**What you need to do**
Every line of the listing below should be written out exactly, minus its images.

**Record extracts**
- - - -

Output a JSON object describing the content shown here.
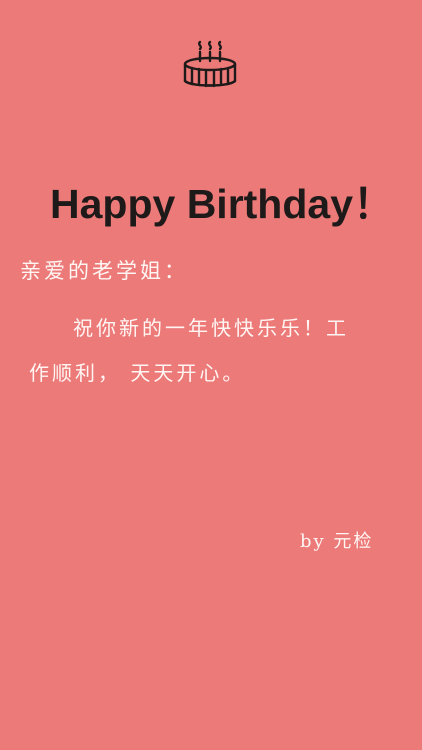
{
  "card": {
    "icon": "birthday-cake-icon",
    "title": "Happy Birthday！",
    "greeting": "亲爱的老学姐：",
    "message_line_one": "祝你新的一年快快乐乐！工",
    "message_line_two": "作顺利， 天天开心。",
    "signature": "by 元检"
  },
  "colors": {
    "background": "#ec7a78",
    "title_text": "#1e1a1a",
    "handwriting": "#fff6f4",
    "icon_stroke": "#1e1a1a"
  }
}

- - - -

**Written reply**
Output a JSON object describing the content shown here.
{
  "card": {
    "icon": "birthday-cake-icon",
    "title": "Happy Birthday！",
    "greeting": "亲爱的老学姐：",
    "message_line_one": "祝你新的一年快快乐乐！工",
    "message_line_two": "作顺利， 天天开心。",
    "signature": "by 元检"
  },
  "colors": {
    "background": "#ec7a78",
    "title_text": "#1e1a1a",
    "handwriting": "#fff6f4",
    "icon_stroke": "#1e1a1a"
  }
}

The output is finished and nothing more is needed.